    I think that the diabetes educators and the nutritionists are well meaning but ultimately they are offering advice that is wrong for me and in fact harmful. I think if this is true for me, it is probably true for others, but I can only speak for myself. It’s apparently not legal for me to pass on my advice to others. :)

  • offtoworkigo

    Has there been anyone else in the entire state of North Carolina that has written a BOOK on their personal diet, with the intent that others will read it and glean information to apply to their own lives? A cookbook (which, by exhorting the readers to make the recipes, is essentially giving diet advice and/or changing the diet of those that read it)? A blog or web post?

    Does no one in the entire state, whatsoever, write about cooking or food?
    It seems unthinkable that no one else is sharing their personal journey with others in the ENTIRE state of NC.

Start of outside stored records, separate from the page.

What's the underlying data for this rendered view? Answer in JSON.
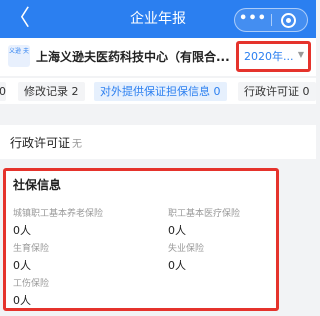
{
  "nav": {
    "title": "企业年报",
    "back_glyph": "〈",
    "more_glyph": "•••"
  },
  "company": {
    "logo_text": "义逊 夫",
    "name": "上海义逊夫医药科技中心（有限合...",
    "year": "2020年...",
    "year_caret": "▼"
  },
  "tabs": [
    {
      "label": "0"
    },
    {
      "label": "修改记录 2"
    },
    {
      "label": "对外提供保证担保信息 0"
    },
    {
      "label": "行政许可证 0"
    }
  ],
  "license": {
    "title": "行政许可证",
    "empty": "无"
  },
  "social": {
    "title": "社保信息",
    "items": [
      {
        "label": "城镇职工基本养老保险",
        "value": "0人"
      },
      {
        "label": "职工基本医疗保险",
        "value": "0人"
      },
      {
        "label": "生育保险",
        "value": "0人"
      },
      {
        "label": "失业保险",
        "value": "0人"
      },
      {
        "label": "工伤保险",
        "value": "0人"
      }
    ]
  },
  "colors": {
    "brand_blue": "#2b7ff0",
    "highlight_red": "#e5332c",
    "page_bg": "#f2f3f5"
  }
}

    I guess what I’m asking is: do every single one of the writer of the blogs on healthy living noted in the following link have a license to dispense advice on diet and fitness?

    http://healthylivingblogs.com/location/united-states/north-carolina/

    That seems highly unlikely. Which begs the question…why YOU? Why is YOUR blog the one they’re trying to shut down, and not these other blogs? Is it because they adhere to Conventional Wisdom and you don’t?

    I remember when I used to live in America. I mean, I still reside here…but it’s not the same America, is it, when the rights guaranteed to us by the first ten amendments to the Constitution are constantly being trampled.

  • LCHFinCanada

    I can’t believe the ridiculousness of dieticians and nutritionists.

    At diagnosis myself I was advised to eat at least 300g of carbohydrate a day on a 2,500 calorie a day diet… Was given the “Canada Food Guide” pamphlet and told the insane CDA (Canadian Diabetes Association) guidelines to keep Post-Prandial #’s under 180mg/dl (10.0mmol/L).

    I’d already begun researching and testing, and told her if I ate that much carbohydrate, my blood sugar would be through the roof! She said if it stayed high, I’d likely need insulin and perhaps more medication. (Dumb answer, in my opinion.)

    Instead I ate under 100g of carbohydrate a day on a 3,200 – 3,600 calorie a day diet, and about 150g a day when eating 5,000+ calories a day (long bike-riding days of 3 to 5 hours of intense riding).

    I now eat about 2,800 calories a day and 45-60g of carbohydrate most days, all from non-starchy vegetables and the very-occasional piece of sprouted-grain bread. My typical fat intake is about 70% of my calories.

    So here’s my results: Diagnosed January 4th, 2011 with Fasting of 267mg/dl (14.8mmol/L) and an HbA1c of 12.1%. I was around 320lbs, 48″+ waist, hypertensive (170/110) with horrible lipid profile. My own MD told me I should start on insulin and statins immediately, but I refused.

    Today? Fasting BG’s typically under 100mg/dl (5.5mmol/L) with an HbA1c of 5.4%. My BP averages around 130/80 (I’ve always run high as a big guy), my lipids are great and I weigh 225lbs as a well-muscled mesomorph with a 35″ waist.

    All this thanks to advice/blogs of people like you.

  • Rob R

    Howdy Steve, I’ve haven’t visited this website in a while. In fact I haven’t been on the internet in a long time. All I want to say is THANK YOU!! from the bottom of my heart…